Oscar, 10, had to be rushed to the PDSA’s Pet Hospital for emergency treatment.
The beloved pet was given a general anaesthetic so that vets at the Blackpool branch could remove the “papier mache-like” substance that had glued his jaws shut.
Vet Rachel Smith said: “Oscar was brought into us in an extremely distressed state.
Chewing the leaflet had turned into a sticky wallpaperlike substance inside his mouth, which had glued his teeth together.
“Once he was anaesthetised, we used our dentistry equipment to remove it from his mouth.
“Thankfully he made a good recovery and he was able to go home the same day.”
Owner Pat Finnerty, 55, of Blackpool, said she had gone shopping with her daughter Emily and returned home about an hour later to find Oscar in an extremely anxious state.
She said: “I brought him back a treat and he wanted to eat it, but he couldn’t open his mouth and there was all this saliva everywhere.
“When I looked closer at his mouth, I could see that he couldn’t open his jaw but I didn’t know what it was.
“I then noticed a chewed-up leaflet and realised what had happened.”
They contacted PDSA and were advised to bring Oscar straight in.
Pat said she was hugely grateful to the PDSA for the treatment Oscar received and now takes extra precautions to prevent him going for the mail again.
She said: “He hasn’t learned his lesson and, given the chance, he still tries to get the post.
“I now take extra care to shut the door between the lounge and the front door when I go out.
“Oscar means the world to us, so I don’t want him getting into trouble again.”
PDSA vets advise taking steps to ensure pets can’t get at any mail such as keeping hallway doors shut or using a letter cage on the inside of the front door.

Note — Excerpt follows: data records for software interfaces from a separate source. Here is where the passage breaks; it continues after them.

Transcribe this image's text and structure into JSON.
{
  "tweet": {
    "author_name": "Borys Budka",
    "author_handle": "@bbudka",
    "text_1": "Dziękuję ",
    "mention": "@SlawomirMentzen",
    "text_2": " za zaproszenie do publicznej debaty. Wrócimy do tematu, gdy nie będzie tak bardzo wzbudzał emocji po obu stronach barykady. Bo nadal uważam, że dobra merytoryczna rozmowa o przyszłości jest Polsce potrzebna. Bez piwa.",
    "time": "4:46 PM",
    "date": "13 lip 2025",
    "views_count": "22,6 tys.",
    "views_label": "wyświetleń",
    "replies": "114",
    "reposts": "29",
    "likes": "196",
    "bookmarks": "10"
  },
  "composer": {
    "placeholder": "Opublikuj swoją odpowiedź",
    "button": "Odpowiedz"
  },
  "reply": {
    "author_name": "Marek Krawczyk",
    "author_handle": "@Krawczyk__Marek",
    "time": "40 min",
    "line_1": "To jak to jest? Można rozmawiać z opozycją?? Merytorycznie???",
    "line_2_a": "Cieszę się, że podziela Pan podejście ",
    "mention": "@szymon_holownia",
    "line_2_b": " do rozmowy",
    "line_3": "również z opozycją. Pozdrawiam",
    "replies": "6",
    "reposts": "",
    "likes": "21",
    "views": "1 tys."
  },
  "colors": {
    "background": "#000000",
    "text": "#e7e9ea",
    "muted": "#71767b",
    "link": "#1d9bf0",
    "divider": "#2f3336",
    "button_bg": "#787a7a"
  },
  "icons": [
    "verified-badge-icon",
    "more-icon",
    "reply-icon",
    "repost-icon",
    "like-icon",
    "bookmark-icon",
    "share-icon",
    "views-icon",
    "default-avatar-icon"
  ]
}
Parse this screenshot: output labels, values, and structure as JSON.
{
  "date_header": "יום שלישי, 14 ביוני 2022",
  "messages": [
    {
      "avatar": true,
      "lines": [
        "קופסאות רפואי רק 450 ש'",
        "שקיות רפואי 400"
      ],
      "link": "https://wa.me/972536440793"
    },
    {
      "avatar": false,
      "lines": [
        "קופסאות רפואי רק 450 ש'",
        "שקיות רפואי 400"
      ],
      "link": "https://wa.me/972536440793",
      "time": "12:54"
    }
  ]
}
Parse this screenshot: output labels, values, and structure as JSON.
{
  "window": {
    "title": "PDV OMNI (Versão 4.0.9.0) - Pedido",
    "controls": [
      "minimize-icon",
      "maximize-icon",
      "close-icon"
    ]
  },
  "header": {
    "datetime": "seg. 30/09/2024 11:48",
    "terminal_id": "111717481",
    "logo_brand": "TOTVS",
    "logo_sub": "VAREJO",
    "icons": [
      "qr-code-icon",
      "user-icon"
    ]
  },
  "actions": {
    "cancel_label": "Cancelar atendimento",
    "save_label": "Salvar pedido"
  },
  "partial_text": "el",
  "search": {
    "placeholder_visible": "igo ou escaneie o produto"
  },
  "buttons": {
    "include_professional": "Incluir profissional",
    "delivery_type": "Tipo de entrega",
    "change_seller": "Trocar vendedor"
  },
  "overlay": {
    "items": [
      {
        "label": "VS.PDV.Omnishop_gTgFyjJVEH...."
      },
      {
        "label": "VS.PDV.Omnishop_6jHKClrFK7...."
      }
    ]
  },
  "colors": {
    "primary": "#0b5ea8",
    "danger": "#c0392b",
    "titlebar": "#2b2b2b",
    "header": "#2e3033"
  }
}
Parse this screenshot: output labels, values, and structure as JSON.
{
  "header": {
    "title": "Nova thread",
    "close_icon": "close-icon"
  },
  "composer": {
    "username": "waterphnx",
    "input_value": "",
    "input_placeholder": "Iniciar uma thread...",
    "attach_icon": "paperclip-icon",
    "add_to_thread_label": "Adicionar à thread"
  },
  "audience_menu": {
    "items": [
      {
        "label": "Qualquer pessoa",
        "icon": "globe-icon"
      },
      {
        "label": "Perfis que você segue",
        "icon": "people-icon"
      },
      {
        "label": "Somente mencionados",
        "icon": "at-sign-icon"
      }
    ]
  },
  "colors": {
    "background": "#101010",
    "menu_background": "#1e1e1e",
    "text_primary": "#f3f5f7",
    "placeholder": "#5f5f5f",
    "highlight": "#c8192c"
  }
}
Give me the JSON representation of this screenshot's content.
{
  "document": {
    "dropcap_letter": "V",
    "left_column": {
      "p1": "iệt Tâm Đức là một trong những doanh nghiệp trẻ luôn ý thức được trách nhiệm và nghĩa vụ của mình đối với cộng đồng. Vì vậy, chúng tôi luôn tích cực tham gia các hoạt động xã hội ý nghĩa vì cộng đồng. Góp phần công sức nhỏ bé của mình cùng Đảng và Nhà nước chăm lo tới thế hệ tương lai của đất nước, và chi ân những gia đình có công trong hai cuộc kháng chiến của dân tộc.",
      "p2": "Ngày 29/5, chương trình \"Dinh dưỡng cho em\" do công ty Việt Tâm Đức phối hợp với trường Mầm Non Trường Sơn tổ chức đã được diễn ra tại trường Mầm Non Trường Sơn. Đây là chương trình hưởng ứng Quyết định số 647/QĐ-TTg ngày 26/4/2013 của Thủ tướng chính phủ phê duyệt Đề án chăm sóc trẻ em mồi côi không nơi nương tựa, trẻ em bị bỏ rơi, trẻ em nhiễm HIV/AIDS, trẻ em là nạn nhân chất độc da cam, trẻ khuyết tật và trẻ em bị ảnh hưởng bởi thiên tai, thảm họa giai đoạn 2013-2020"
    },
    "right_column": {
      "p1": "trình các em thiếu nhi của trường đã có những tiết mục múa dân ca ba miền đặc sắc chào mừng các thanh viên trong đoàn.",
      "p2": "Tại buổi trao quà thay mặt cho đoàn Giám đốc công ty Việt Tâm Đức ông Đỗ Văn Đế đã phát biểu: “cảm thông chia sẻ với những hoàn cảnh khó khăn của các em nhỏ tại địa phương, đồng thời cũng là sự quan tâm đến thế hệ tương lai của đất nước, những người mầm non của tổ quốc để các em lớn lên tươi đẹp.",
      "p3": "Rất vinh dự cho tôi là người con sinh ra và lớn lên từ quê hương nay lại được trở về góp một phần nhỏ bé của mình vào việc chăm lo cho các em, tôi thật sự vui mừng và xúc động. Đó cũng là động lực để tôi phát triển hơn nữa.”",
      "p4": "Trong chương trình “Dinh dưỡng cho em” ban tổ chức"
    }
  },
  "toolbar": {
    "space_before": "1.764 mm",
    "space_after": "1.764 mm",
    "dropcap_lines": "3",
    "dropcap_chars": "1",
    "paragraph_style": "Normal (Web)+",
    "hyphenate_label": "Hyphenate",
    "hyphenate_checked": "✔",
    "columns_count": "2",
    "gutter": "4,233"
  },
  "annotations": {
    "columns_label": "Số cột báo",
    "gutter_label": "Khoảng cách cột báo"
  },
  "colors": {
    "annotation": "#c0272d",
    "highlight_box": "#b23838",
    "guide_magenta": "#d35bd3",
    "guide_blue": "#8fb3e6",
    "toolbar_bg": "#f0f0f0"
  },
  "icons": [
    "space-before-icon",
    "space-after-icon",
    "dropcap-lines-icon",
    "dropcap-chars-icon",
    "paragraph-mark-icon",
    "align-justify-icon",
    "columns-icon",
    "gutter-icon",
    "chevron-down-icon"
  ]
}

Letters and leaflets dropping through the door can be particularly enticing for dogs as they often like to explore new items with their mouth.